was responsible for making sure that it
was implemented properly. “He also had
the delicate task of being the interface
between the embassy and the major
general who headed the large military
logistical operation in Turkey, a task he
carried out with his typical diplomatic
skill,” says retired FSO Michael Cotter, a
colleague at the embassy.
Upon his return to Washington in
1983, Mr. Heichler was appointed to
a position in the same division of the
State Department where he had begun
his career, the Bureau of Research and
Intelligence. He served as director of
intelligence coordination until leaving
government service in 1986.
Mr. Heichler retired to Frederick,

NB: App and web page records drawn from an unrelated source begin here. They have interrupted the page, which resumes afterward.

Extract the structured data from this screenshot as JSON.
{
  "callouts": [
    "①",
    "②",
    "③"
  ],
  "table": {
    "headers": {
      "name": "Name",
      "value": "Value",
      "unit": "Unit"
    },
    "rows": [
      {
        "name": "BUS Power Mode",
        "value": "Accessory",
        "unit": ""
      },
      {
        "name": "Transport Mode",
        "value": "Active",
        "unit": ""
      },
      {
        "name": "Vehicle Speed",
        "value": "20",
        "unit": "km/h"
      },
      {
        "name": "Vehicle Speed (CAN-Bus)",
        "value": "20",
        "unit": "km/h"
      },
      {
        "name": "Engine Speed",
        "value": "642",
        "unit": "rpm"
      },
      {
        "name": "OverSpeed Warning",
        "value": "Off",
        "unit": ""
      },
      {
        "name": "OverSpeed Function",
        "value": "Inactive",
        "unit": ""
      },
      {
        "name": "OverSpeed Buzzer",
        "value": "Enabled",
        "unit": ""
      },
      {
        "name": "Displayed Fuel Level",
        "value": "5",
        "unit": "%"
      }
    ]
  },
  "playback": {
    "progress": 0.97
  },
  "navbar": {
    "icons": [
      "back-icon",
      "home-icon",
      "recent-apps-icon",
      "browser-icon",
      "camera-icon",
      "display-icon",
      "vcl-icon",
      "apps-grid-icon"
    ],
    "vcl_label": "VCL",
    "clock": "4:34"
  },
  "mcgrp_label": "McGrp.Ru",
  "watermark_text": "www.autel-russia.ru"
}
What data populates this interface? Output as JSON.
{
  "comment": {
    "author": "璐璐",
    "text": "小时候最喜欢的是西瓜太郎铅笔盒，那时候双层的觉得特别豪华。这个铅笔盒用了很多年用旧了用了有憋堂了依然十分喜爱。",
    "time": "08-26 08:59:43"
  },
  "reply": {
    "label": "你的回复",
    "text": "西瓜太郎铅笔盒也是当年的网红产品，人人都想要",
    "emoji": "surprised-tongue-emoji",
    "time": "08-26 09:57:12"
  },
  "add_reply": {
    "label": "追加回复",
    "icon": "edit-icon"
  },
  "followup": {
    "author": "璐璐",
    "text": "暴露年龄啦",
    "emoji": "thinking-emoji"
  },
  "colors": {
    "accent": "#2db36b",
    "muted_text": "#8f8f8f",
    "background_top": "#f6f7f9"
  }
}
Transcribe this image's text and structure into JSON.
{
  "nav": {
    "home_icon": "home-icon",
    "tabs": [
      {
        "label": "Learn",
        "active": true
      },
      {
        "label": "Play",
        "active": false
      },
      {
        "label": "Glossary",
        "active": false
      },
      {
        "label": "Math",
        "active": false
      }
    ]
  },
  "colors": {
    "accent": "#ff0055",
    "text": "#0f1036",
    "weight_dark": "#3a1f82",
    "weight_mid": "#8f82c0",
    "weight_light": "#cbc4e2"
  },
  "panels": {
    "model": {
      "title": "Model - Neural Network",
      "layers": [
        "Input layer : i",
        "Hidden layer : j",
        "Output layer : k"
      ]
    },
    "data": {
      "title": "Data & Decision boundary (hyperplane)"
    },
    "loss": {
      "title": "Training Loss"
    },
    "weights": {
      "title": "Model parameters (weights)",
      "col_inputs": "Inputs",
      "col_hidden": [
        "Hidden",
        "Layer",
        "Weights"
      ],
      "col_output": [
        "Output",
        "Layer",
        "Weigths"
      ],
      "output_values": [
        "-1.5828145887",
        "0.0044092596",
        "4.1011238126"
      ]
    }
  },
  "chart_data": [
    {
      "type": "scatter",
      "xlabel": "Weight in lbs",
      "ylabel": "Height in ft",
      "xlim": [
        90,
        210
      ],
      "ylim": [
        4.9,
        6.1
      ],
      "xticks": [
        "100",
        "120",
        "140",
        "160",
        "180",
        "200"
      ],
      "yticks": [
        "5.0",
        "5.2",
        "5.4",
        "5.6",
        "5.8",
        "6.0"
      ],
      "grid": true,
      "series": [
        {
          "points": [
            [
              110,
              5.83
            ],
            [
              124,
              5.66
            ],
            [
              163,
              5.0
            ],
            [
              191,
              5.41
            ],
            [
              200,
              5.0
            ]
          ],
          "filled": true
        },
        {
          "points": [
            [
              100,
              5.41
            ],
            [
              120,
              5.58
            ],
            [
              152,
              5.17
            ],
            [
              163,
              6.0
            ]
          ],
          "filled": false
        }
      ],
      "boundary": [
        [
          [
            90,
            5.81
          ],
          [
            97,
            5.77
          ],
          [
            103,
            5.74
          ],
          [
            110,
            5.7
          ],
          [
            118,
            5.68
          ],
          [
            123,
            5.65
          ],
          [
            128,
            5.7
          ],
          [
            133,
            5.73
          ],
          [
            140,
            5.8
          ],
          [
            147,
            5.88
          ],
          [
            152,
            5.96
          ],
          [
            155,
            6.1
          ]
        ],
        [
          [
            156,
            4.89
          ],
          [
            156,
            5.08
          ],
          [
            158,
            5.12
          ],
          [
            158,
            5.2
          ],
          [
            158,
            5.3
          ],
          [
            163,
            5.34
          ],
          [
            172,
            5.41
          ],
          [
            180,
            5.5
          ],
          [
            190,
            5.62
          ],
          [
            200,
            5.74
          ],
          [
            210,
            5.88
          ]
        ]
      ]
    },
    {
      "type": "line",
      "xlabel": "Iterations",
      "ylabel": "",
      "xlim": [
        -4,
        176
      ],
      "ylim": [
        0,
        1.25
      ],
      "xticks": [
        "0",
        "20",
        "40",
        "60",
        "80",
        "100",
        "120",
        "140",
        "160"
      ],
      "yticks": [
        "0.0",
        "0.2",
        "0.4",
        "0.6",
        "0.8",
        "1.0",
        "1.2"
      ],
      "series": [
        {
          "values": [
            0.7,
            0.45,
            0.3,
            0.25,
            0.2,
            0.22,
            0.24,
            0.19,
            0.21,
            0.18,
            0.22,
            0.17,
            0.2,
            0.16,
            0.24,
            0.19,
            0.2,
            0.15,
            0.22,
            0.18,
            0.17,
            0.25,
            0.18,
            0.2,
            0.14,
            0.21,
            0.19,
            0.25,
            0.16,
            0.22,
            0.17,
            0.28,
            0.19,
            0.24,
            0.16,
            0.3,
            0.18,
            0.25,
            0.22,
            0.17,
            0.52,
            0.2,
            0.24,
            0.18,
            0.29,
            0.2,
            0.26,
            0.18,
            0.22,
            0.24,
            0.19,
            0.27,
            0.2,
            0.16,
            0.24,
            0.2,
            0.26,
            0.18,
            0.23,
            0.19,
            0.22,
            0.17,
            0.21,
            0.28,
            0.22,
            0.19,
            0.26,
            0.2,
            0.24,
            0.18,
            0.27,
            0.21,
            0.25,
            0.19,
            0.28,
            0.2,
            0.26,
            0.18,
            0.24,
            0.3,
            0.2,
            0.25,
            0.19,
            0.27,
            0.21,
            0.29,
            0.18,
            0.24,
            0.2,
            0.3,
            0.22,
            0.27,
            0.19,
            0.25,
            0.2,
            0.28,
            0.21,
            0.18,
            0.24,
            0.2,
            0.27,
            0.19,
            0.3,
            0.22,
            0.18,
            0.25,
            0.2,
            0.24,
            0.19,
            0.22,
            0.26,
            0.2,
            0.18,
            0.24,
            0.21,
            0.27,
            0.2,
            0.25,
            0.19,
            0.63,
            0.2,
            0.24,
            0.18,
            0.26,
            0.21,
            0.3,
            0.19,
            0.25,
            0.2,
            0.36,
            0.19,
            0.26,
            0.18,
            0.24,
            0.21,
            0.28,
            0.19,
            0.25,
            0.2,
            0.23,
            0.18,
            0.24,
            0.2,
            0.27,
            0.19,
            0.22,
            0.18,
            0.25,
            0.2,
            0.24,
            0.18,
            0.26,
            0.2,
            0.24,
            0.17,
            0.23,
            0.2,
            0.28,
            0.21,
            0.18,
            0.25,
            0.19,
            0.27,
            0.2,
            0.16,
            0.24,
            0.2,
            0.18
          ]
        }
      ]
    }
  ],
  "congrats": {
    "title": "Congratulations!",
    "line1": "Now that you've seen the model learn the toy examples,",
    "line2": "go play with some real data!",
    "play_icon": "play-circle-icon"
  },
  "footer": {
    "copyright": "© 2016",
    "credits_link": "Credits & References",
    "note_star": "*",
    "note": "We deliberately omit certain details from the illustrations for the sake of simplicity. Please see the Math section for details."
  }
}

Md., where his wife, the Rev. Muriel
N. Heichler, had been called as pastor
of Bethel Lutheran Church (she had
attended seminary in Gettysburg, Pa.,
after the couple’s return from Ankara).
He volunteered as a translator of mono-
graphs for the Smithsonian Institution,
and helped write grant proposals and
newsletters for the nonproft Family Life
Center in Frederick.
Survivors include Muriel, his wife
of 62 years, of Frederick; a son, Peter
Heichler of Winchester, Va.; daughters
Katherine Heichler of Stamford, Conn.,
and Elizabeth Heichler of Arlington,
Mass.; grandsons Christopher and Nich-
olas, and great-granddaughter Olivia. His
eldest daughter, Paula, predeceased him.
Sanford “Sandy” Menter,
92, a
retired Foreign Service ofcer, died on
Feb. 2 in Laguna Hills, Calif. A resident of
Lake Forest, Calif., he had earlier lived in
McLean, Va., for 32 years.
Mr. Menter was born in Middletown,
N.Y. He was a graduate of the University
of Texas at Austin and held a master of
science degree in public administra-
tion from Syracuse University’s Maxwell